The new coalition Government seems, to environmentalists at least, to be nobody’s friend and nobody’s enemy.
Take a look at some of the new policies. One of the Government’s first acts was to unceremoniously pull the plug on the Infrastructure Planning Committee –the über quango designed to handle large scale planning decisions on power plants, motorways and airports.
As Bibi van der Zee explains in her article, the IPC reeked of a lack of democracy and was to be the perfect tool with which to railroad through new nuclear power stations. But – and perhaps the reason why many environmentalists appeared to bite their tongues over the body – it also had the power to speed up massively the construction of sorely needed new wind farms. A victory for democracy yes, but also very likely a return to crippling NIMBYism for the renewable energy industry.
Much the same has befallen the proposal for ID cards. Binned as an invasive waste of money, those who support small Government, privacy and local democracy had cause to celebrate. But those – and they may not be discrete categories – who support the idea of personal carbon quotas as one of the most equitable ways of sharing our rights to the global atmosphere can forget about the system becoming reality, at least for another decade, without the technology behind ID cards.
So, too, with nuclear. Those greens who still have fears over fission may take some small succour from the coalition announcement that new nukes will still have to be built without public subsidy – something that could, especially in the current economic climate, delay their construction for a good few years yet. However, as our columnist Dan Box has pointed out, the simultaneous commitment to introduce a floor price in the EU carbon market will effectively mean a hidden subsidy to nuclear power station operators – a commitment that they will always be able to sell their low-carbon electricity at above-market rates.

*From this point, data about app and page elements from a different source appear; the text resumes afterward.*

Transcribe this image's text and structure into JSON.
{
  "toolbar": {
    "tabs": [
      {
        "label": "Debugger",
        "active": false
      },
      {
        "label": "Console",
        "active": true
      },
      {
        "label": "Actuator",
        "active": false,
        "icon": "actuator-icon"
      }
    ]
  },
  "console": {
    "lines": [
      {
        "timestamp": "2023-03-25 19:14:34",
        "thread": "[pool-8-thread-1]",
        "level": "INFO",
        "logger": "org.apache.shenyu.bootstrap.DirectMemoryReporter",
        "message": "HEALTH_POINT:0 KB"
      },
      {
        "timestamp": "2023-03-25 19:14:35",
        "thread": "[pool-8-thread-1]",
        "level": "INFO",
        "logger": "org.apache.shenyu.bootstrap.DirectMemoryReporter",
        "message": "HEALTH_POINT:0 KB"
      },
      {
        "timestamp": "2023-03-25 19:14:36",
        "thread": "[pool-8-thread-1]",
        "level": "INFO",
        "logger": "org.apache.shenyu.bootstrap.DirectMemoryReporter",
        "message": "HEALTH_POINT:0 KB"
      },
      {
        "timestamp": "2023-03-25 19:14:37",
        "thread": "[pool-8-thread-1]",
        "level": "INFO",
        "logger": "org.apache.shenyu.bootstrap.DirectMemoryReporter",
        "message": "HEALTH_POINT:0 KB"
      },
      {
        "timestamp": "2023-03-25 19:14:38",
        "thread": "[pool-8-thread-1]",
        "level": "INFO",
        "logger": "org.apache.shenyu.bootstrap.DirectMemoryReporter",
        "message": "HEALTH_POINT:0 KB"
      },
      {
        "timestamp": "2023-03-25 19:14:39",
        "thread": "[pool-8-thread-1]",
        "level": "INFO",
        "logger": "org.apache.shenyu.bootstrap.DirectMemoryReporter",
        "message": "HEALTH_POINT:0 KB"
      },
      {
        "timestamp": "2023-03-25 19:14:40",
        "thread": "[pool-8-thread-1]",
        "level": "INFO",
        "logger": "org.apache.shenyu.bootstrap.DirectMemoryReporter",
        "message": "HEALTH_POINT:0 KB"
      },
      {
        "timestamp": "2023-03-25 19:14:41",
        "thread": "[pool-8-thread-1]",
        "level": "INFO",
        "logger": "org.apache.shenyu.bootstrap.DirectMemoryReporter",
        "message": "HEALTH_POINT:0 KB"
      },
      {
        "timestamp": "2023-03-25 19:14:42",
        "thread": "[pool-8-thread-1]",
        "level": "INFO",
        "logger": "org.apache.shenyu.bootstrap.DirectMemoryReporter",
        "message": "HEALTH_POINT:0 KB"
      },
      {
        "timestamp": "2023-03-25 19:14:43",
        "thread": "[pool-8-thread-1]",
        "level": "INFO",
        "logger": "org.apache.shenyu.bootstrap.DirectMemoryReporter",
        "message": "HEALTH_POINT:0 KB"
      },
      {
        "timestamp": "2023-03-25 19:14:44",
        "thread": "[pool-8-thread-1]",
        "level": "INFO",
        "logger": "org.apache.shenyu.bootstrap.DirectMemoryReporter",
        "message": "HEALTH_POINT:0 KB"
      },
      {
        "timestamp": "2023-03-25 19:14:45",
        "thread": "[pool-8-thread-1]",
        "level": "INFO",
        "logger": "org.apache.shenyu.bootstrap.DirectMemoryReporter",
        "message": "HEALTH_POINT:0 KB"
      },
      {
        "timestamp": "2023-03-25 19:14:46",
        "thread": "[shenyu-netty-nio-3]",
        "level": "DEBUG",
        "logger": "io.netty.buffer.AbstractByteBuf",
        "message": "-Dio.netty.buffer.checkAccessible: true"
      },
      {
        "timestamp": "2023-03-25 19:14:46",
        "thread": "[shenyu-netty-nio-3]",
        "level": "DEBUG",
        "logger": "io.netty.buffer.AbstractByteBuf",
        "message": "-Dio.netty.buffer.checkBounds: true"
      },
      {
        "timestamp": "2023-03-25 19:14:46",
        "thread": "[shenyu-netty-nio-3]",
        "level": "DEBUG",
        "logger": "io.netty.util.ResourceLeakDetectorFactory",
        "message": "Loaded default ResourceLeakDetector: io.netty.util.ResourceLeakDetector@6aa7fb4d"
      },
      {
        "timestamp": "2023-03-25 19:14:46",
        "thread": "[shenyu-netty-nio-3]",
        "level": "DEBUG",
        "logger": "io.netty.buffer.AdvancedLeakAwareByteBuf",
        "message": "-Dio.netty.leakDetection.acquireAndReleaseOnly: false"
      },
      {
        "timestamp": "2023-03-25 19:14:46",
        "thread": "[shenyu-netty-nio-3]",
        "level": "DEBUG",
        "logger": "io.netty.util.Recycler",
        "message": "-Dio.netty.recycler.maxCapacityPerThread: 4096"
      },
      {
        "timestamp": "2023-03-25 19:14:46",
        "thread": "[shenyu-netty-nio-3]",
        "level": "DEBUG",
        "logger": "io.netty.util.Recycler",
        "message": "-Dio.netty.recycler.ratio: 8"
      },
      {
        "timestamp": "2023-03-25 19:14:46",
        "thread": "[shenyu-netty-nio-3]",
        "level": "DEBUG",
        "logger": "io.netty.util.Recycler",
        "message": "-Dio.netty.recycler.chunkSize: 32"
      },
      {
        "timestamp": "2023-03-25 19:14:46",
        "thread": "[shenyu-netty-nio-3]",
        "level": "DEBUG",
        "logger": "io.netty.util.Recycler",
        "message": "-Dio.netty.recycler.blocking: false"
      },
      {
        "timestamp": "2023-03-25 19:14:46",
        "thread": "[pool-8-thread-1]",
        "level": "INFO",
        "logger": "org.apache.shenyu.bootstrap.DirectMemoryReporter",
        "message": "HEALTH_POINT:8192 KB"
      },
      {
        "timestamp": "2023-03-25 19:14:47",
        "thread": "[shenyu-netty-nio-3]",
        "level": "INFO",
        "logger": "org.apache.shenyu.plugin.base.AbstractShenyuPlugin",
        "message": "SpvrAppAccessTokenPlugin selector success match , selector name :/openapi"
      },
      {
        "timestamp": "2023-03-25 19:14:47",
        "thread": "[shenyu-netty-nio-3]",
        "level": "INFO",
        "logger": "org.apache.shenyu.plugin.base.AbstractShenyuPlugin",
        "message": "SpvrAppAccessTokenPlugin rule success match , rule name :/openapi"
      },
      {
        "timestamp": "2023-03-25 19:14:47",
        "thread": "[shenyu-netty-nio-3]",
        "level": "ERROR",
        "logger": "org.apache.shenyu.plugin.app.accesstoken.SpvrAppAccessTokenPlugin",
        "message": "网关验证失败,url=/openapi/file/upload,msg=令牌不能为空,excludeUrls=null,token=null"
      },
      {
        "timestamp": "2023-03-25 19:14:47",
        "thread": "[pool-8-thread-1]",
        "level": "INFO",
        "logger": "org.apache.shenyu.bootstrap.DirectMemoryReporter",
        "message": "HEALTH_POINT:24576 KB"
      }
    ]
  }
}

Again, with electric cars, there was reason to be cheerful in the new commitment to build a national recharging network for electric and hybrid vehicles. But there was equally reason for caution when, just a few days after the manifesto was launched, a report from the Royal Academy of Engineering warned that without proper attention to decarbonising the electricity grid, electric cars would not necessarily hold much over small petrol or diesel equivalents.
And even the welcome commitments to emissions standards for new coal-fired power plants and the proposed ‘Green Investment Bank’ (GIB) have met with hand-ringing from NGOs. A Friends of the Earth press release sent at the end of May fretted that ‘saying [emissions standards and the GIB] ‘may’ be included in the Energy Bill is just not good enough’.
There’s plenty to be hopeful about with fresh blood in Whitehall, our first Green MP in Westminster, and the possibility of progressive action on emissions targets by the EU. Let’s just make sure we’ve looked at both sides of each equation first.